In the 12°, Master Architect, our quest is for wisdom. We learn that we create our own future by our actions. There is no such thing as an unimportant action. This Degree reaches that Wisdom is the true Masonic Light. Upon all conditions of men, there is one impartial law: the mind gives character to all situations and all fortunes. Situations are not what they are in themselves but what they are in the feelings of their possessors. Thus, everyone has the power to make all situations, temptations and trials instruments to promote his virtue and happiness. Life is what we make it; the world is what we make it. Our task is to discover life's allegorical meaning to us. Likewise, everything in Masonry is allegorical and symbolical. By means of its morality. we advance toward its philosophy. Every Degree is a step in that direction.
A question to contemplate relevant to the 12° is, when faced with an opportunity to address a social ill requiring a considerable tax increase, how can we tell if our resistance is based on the guidance of our own soul or higher self, or from a selfish instinct to avoid higher taxes?
In the 13°, Royal Arch of Solomon, we travel successively through the Nine Arches named the First Cause or Principle, Existence, God, Immortality Fortitude, Toleration, Power, Mercy, and Joy, meaning:
- God is the Principle
- God is Life
- God is Power
- God is Eternal
- God is Infinite
- God is One
- God is Love
- God is Wisdom
- God is Justice
The Degree's principal teaching is that, just as the name of God may be "lost," so may the knowledge of God (in the sense of a fuller and more sophisticated understanding of God) be lost in superstition, myth, and ignorance. It is easy for a man or a nation or a culture to lose the name of God, which is to say, to lose a true awareness of God's nature. Few things seem so easy as a people to turn away from the truth.
As Masons, the process of discovering the luminous pedestal and the agate cube is an obvious allegory for the effect which the discovery of the nature of God is intended to have in our lives. The fact that the triangular plate bearing the name of God is sunk into the cube tells us that this awareness is intended to enter into us and change us. And if no such change occurs, then we still have not passed through the nine arches (looked deeply into our own souls and consciences) and found the mystic cube and plate. We are to seek the spiritual center deep within ourselves.
A question to contemplate relevant to the 13° is how do we know, in addressing a problem in our own life, that we are asking the right questions of ourselves to solve it?
In the 14°. Perfect Elu, we learn that it is up to each individual Mason to discover the secrets of Masonry by reflecting on its emblems and upon what is said and done in the work. The secrets are the insights which we can and must develop. That happens when we think about the symbols, the lessons, the virtues, and consider their meanings in our own life. We must prepare ourselves for knowledge. We can only learn when we are prepared to learn. We are each a part of a large Masonic family traveling on the road to knowledge, using the concept of God's divinity in Man to create a universal union of morality and virtue.

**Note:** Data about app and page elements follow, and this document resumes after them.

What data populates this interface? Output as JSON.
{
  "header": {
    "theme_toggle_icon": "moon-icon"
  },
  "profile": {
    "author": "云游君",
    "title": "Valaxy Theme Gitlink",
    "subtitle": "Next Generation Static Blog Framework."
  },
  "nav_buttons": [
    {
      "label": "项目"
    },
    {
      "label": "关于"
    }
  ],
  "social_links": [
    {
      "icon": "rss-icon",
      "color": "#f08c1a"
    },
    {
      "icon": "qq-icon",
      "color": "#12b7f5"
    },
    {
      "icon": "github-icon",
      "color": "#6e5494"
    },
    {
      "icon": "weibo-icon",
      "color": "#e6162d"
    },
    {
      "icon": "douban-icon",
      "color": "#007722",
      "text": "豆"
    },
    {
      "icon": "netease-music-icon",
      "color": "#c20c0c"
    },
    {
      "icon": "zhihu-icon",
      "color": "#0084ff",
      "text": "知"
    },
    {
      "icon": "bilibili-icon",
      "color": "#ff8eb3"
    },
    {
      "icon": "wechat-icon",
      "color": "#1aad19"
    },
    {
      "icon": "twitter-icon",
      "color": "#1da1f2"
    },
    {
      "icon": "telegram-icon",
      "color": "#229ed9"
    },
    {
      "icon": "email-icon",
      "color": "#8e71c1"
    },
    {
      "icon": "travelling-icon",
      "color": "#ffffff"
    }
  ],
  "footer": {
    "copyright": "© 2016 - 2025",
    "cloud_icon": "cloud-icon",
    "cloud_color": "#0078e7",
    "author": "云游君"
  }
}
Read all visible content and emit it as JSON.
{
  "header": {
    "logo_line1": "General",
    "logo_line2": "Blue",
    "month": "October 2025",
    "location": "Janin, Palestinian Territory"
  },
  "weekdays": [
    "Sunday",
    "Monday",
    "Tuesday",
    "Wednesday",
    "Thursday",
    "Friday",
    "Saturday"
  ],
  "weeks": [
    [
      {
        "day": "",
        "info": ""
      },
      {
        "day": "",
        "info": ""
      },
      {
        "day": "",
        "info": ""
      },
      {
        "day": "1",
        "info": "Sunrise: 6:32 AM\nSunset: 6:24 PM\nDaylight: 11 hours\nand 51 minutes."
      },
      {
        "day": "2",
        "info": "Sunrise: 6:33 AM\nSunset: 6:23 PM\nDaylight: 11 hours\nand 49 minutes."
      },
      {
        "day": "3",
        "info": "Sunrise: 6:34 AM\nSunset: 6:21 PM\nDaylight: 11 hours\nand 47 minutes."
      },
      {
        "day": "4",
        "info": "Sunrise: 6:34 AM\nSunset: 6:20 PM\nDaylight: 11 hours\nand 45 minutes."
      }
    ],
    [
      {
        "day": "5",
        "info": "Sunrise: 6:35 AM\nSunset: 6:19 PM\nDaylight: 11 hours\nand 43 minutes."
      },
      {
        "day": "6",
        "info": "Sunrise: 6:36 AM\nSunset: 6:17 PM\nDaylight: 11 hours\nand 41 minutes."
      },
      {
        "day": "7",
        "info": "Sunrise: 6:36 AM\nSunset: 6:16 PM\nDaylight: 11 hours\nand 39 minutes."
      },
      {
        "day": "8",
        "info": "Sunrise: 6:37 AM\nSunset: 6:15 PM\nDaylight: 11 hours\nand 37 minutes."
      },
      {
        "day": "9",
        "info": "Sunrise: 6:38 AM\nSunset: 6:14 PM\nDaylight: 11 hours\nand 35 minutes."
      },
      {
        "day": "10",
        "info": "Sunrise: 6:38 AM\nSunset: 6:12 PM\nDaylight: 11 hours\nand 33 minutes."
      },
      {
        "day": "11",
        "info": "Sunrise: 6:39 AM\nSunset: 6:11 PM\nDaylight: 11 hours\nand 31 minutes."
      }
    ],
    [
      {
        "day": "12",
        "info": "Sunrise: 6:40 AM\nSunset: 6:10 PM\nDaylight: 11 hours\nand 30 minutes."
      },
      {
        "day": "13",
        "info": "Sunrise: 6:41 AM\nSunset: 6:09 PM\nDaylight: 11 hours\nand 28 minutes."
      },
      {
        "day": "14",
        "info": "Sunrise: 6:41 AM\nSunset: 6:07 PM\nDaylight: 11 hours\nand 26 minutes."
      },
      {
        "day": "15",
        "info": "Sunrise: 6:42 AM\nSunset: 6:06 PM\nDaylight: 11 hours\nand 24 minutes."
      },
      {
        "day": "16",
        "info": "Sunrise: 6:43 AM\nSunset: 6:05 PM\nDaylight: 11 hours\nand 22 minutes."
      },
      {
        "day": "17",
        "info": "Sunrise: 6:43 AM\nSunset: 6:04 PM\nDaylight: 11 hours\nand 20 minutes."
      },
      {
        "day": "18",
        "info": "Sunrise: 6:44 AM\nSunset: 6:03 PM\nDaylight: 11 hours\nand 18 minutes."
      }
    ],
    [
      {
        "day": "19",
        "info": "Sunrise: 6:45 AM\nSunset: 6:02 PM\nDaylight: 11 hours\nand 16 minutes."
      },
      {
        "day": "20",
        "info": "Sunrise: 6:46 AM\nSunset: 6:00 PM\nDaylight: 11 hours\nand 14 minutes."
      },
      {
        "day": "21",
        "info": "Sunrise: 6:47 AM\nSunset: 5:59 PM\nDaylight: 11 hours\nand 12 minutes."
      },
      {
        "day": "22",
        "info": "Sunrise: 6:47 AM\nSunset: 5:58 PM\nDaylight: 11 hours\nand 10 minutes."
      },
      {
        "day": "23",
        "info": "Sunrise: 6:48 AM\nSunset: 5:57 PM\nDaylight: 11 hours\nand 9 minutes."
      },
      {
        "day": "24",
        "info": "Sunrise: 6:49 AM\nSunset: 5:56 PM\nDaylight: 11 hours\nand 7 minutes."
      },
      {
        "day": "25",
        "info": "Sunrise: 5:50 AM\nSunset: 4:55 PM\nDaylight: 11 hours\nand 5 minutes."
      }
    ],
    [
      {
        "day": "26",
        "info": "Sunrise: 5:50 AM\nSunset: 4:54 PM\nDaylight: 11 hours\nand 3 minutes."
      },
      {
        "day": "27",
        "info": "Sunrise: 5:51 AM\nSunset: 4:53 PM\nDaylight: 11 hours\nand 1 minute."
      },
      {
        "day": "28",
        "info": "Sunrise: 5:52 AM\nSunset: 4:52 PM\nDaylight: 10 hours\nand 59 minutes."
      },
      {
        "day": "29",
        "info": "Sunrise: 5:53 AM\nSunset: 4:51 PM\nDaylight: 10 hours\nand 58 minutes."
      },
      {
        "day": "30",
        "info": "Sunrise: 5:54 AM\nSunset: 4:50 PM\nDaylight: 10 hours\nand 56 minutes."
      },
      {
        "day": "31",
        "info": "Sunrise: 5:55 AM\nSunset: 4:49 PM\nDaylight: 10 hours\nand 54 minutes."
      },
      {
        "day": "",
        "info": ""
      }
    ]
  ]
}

A question to contemplate relevant to the 14° is how do we know when our life is what we trulv want it to be?
In summary, the quest of the Lodge of Perfection is to come as close to Perfect Truth as we are able in this life. God has arranged great purposes: that each man has a work to do, a duty to perform, and a part to play in the gradual enlightenment of the world.
The completion of our first quest of the Scottish Rìte - the quest for spiritual awakening - is made in an underground cubical room, wherein we are instructed in the final mysteries of the Lodge of Perfection.These Degrees have prepared us for the next step, to go beyond spiritual awakening to Spiritual awareness, is the quest of the Chapter of Rose Croix.
Editor's Note: This article, discussing the Fourth through Fourteenth Degrees, presents the author's personal interpretation of a working of the Lodge of Perfection.
Courtesy of THE PLUMBLINE - The Quarterly Bullettin of the Scottish Rite Research Society
The Scottish Rite Research Society Website